%%
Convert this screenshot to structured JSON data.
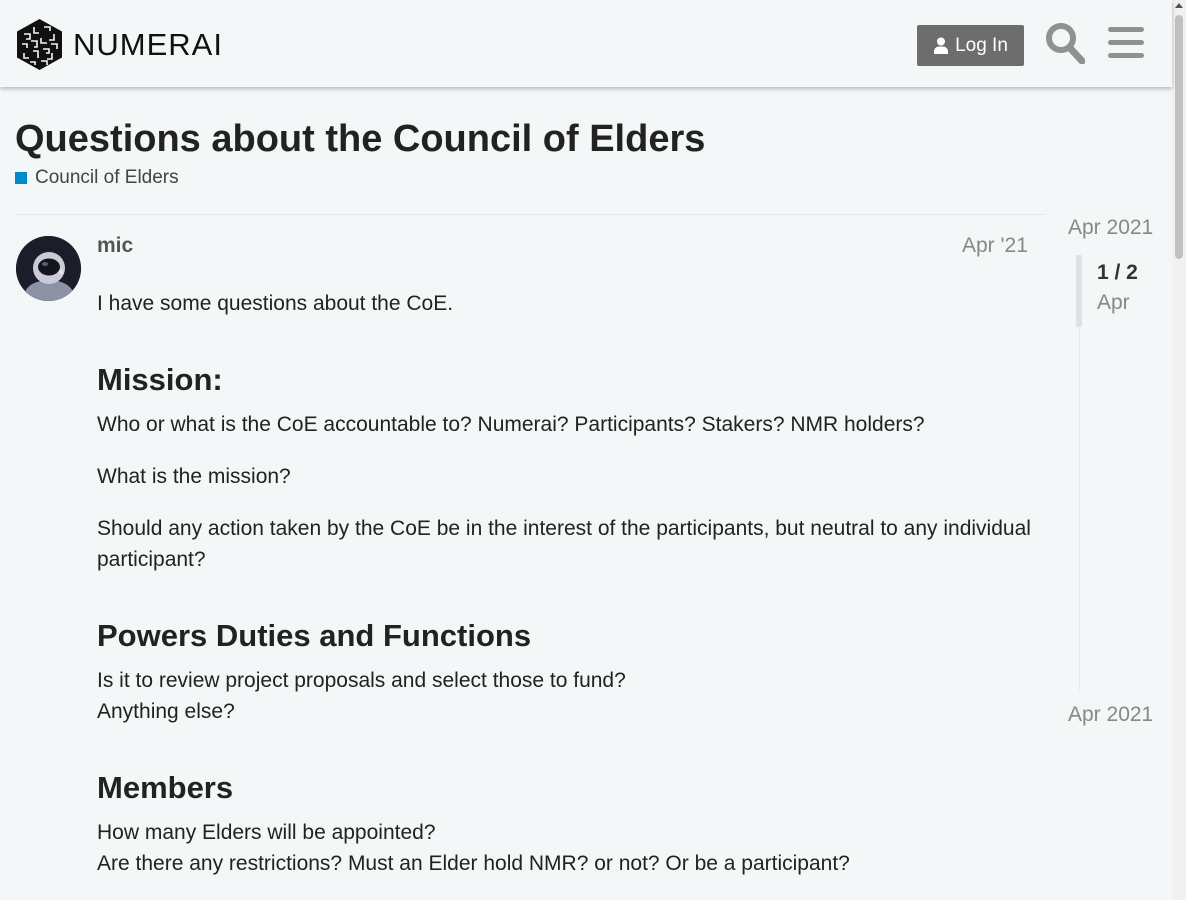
{
  "header": {
    "brand": "NUMERAI",
    "login_label": "Log In",
    "icons": {
      "logo": "numerai-cube-logo",
      "login": "user-icon",
      "search": "search-icon",
      "menu": "hamburger-menu-icon"
    }
  },
  "topic": {
    "title": "Questions about the Council of Elders",
    "category": "Council of Elders",
    "category_color": "#0088cc"
  },
  "post": {
    "author": "mic",
    "date": "Apr '21",
    "intro": "I have some questions about the CoE.",
    "sections": [
      {
        "heading": "Mission:",
        "paragraphs": [
          [
            "Who or what is the CoE accountable to? Numerai? Participants? Stakers? NMR holders?"
          ],
          [
            "What is the mission?"
          ],
          [
            "Should any action taken by the CoE be in the interest of the participants, but neutral to any individual participant?"
          ]
        ]
      },
      {
        "heading": "Powers Duties and Functions",
        "paragraphs": [
          [
            "Is it to review project proposals and select those to fund?",
            "Anything else?"
          ]
        ]
      },
      {
        "heading": "Members",
        "paragraphs": [
          [
            "How many Elders will be appointed?",
            "Are there any restrictions? Must an Elder hold NMR? or not? Or be a participant?"
          ]
        ]
      }
    ]
  },
  "timeline": {
    "start_date": "Apr 2021",
    "position": "1 / 2",
    "current_date": "Apr",
    "end_date": "Apr 2021"
  }
}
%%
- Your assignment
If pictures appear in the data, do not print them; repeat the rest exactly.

- Solution
Convert this screenshot to structured JSON data.
{
  "header": {
    "brand": "NUMERAI",
    "login_label": "Log In",
    "icons": {
      "logo": "numerai-cube-logo",
      "login": "user-icon",
      "search": "search-icon",
      "menu": "hamburger-menu-icon"
    }
  },
  "topic": {
    "title": "Questions about the Council of Elders",
    "category": "Council of Elders",
    "category_color": "#0088cc"
  },
  "post": {
    "author": "mic",
    "date": "Apr '21",
    "intro": "I have some questions about the CoE.",
    "sections": [
      {
        "heading": "Mission:",
        "paragraphs": [
          [
            "Who or what is the CoE accountable to? Numerai? Participants? Stakers? NMR holders?"
          ],
          [
            "What is the mission?"
          ],
          [
            "Should any action taken by the CoE be in the interest of the participants, but neutral to any individual participant?"
          ]
        ]
      },
      {
        "heading": "Powers Duties and Functions",
        "paragraphs": [
          [
            "Is it to review project proposals and select those to fund?",
            "Anything else?"
          ]
        ]
      },
      {
        "heading": "Members",
        "paragraphs": [
          [
            "How many Elders will be appointed?",
            "Are there any restrictions? Must an Elder hold NMR? or not? Or be a participant?"
          ]
        ]
      }
    ]
  },
  "timeline": {
    "start_date": "Apr 2021",
    "position": "1 / 2",
    "current_date": "Apr",
    "end_date": "Apr 2021"
  }
}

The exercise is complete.